An earlier version of this column misspelled the last name of Joe Saddi, chairman of Booz and Co., and incorrectly referred to him as the head of Booz-Allen's consulting operations in the Middle East.
Warily watching the Arab revolt
It's a sign of the times that some Arab journalists attending the gathering of international power brokers here were spending their free time scanning Twitter messages about political protests back home. It's that kind of moment in the Arab world, when people are nervous about anything that is connected to the status quo.
The unrest that toppled a government in Tunisia has spread across the region, with big street demonstrations in Egypt, Jordan and Yemen. It's a movement that appears leaderless - more like a "flash mob." But it shares a common sensibility - the rising expectations of a younger generation that sees global change on the Internet and has momentarily lost its fear of corrupt, autocratic leaders.
"I think it's overdue," says Jamal Khashoggi, a Saudi journalist who runs the Alwaleed 24-hour news channel, speaking about the street protests in Egypt. "There were reasons for people to get angry 10 years ago, 20 years ago, and now it is here." Indeed, he says, "the Arab world has been seeking renaissance for the last hundred years" but has stalled the last several generations, caught between fear of authoritarian regimes and anger at their corruption.
It's an easy revolution to like, and U.S. officials have wisely endorsed the protesters' goals of openness and reform. But in truth, there's little America could do to bolster the octogenarian Egyptian President Hosni Mubarak, even if it wanted to. Secretary of State Hillary Clinton may endorse reform, as she did Wednesday, but this is a post-American revolution, encouraged in part by a recognition of the limits of U.S. power.
The unrest follows a series of American failures in the region. President Obama promised change. But he couldn't bring Israel and the Palestinians to a peace agreement, and he couldn't counter Hezbollah in Lebanon or its patron, Iran. America is not the stopper in the bottle anymore, and the Arab man in the street knows it.
U.S. officials are encouraged by the fact that the protesters in Tunisia, Egypt and other Arab countries seem autonomous of the Muslim Brotherhood and other radical Islamic groups. But that may be false comfort; this process is still in its early stages.

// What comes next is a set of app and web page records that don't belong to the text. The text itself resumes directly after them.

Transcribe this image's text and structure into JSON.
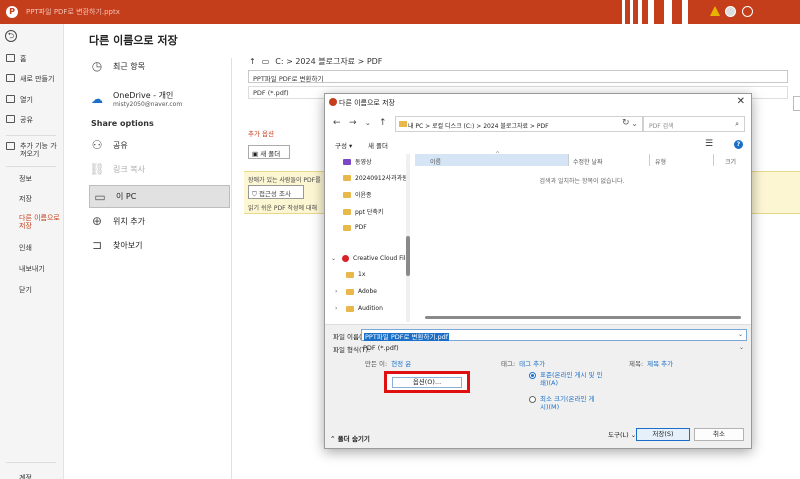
{
  "window": {
    "title": "PPT파일 PDF로 변환하기.pptx",
    "app_icon": "P",
    "icons": [
      "warning-icon",
      "avatar",
      "account-icon"
    ]
  },
  "leftnav": {
    "back_glyph": "⮌",
    "items": [
      {
        "label": "홈",
        "icon": "home-icon"
      },
      {
        "label": "새로 만들기",
        "icon": "new-file-icon"
      },
      {
        "label": "열기",
        "icon": "folder-open-icon"
      },
      {
        "label": "공유",
        "icon": "share-icon"
      },
      {
        "label": "추가 기능 가져오기",
        "icon": "addin-icon"
      }
    ],
    "plain_items": [
      "정보",
      "저장",
      "다른 이름으로 저장",
      "인쇄",
      "내보내기",
      "닫기"
    ],
    "bottom_item": "계정",
    "active_item": "다른 이름으로 저장",
    "active_color": "#c43e1c"
  },
  "saveas": {
    "title": "다른 이름으로 저장",
    "recent_label": "최근 항목",
    "onedrive_label": "OneDrive - 개인",
    "onedrive_email": "misty2050@naver.com",
    "share_options_label": "Share options",
    "share_label": "공유",
    "copy_link_label": "링크 복사",
    "this_pc_label": "이 PC",
    "add_place_label": "위치 추가",
    "browse_label": "찾아보기"
  },
  "rightpane": {
    "path": "C: > 2024 블로그자료 > PDF",
    "filename": "PPT파일 PDF로 변환하기",
    "filetype": "PDF (*.pdf)",
    "more_options": "추가 옵션",
    "new_folder": "새 폴더",
    "warning_text": "장애가 있는 사람들이 PDF를",
    "accessibility_btn": "접근성 조사",
    "readable_text": "읽기 쉬운 PDF 작성에 대해"
  },
  "dialog": {
    "title": "다른 이름으로 저장",
    "close_glyph": "✕",
    "address": "내 PC  >  로컬 디스크 (C:)  >  2024 블로그자료  >  PDF",
    "search_placeholder": "PDF 검색",
    "organize": "구성 ▾",
    "new_folder": "새 폴더",
    "tree": [
      {
        "label": "동영상",
        "icon": "video-folder-icon",
        "pinned": true
      },
      {
        "label": "20240912사과과원",
        "icon": "folder-icon"
      },
      {
        "label": "이윤종",
        "icon": "folder-icon"
      },
      {
        "label": "ppt 단축키",
        "icon": "folder-icon"
      },
      {
        "label": "PDF",
        "icon": "folder-icon"
      },
      {
        "label": "Creative Cloud File",
        "icon": "creative-cloud-icon",
        "expanded": true
      },
      {
        "label": "1x",
        "icon": "folder-icon"
      },
      {
        "label": "Adobe",
        "icon": "folder-icon"
      },
      {
        "label": "Audition",
        "icon": "folder-icon"
      }
    ],
    "columns": {
      "name": "이름",
      "date": "수정한 날짜",
      "type": "유형",
      "size": "크기"
    },
    "empty_message": "검색과 일치하는 항목이 없습니다.",
    "filename_label": "파일 이름(N):",
    "filename_value": "PPT파일 PDF로 변환하기.pdf",
    "filetype_label": "파일 형식(T):",
    "filetype_value": "PDF (*.pdf)",
    "author_key": "만든 이:",
    "author_value": "현정 윤",
    "tags_key": "태그:",
    "tags_value": "태그 추가",
    "subject_key": "제목:",
    "subject_value": "제목 추가",
    "options_btn": "옵션(O)...",
    "radio_standard": "표준(온라인 게시 및 인쇄)(A)",
    "radio_min": "최소 크기(온라인 게시)(M)",
    "hide_folders": "폴더 숨기기",
    "tools": "도구(L)",
    "save": "저장(S)",
    "cancel": "취소"
  },
  "colors": {
    "accent": "#c43e1c",
    "highlight": "#e01010",
    "link": "#1a6fc9"
  }
}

History teaches that revolutions are always attractive in their infancy, when freedom is in the air and the rebellion seems spontaneous. But from the French and Russian revolutions to the Iranian uprising of 1979, the idealistic but disorganized street protesters usually give way to a manipulative revolutionary elite - the "Revolutionary Guard," as the Iranians like to call them.
This life cycle of revolution was evoked by scenes of protesters battling riot police in Tahrir Square in Cairo this week. The square's name means liberation, and it was named for Gamal Abdel Nasser's revolution against the monarchy in 1952. But one set of Egyptian autocrats was gradually replaced by another.
Tunisia's deposed president, Zine al-Abidine Ben Ali, lost his nerve, something that hasn't yet happened with Mubarak. On the very day he fled Tunis, Ben Ali is said to have called a member of the Saudi cabinet for advice. He was told to talk to the protesters, stop shooting and stay in the country. By that night he had fled to Jeddah.
One Arab intelligence analyst speaks of Tunisia, Egypt, Yemen and Jordan as "unviable countries," whose economies can't seem to grow fast enough to meet the demands of their rising young populations. Joe Saddi, chairman of Booz and Co., says that to succeed, Egypt needs India-level annual growth rates of 8 percent or more, rather than its recent 5 percent.
Lebanon is another step into the unknown, with Prime Minister Najib Mikati heading a new government dominated by Hezbollah, the Shiite militia. The Saudis, French and Americans have all bungled efforts to avoid this outcome; for now, they seem likely to let Lebanon stew in its internal political mess and foreign debt. Mikati may seek a middle path, in the classic Lebanese fashion. But one Arab foreign minister is said to have voiced privately what many suspect: The standoff between Hezbollah and its enemies will be resolved only by another war.
In the end, there's a sense of inevitability about this revolution, like a rotten gourd that finally bursts. One Egyptian business executive here warily summed up his feeling about regime change this way to an Arab friend: "Long term, it's good; short term, it's bad." But even that is a piece of optimism about an Arab future that's up for grabs.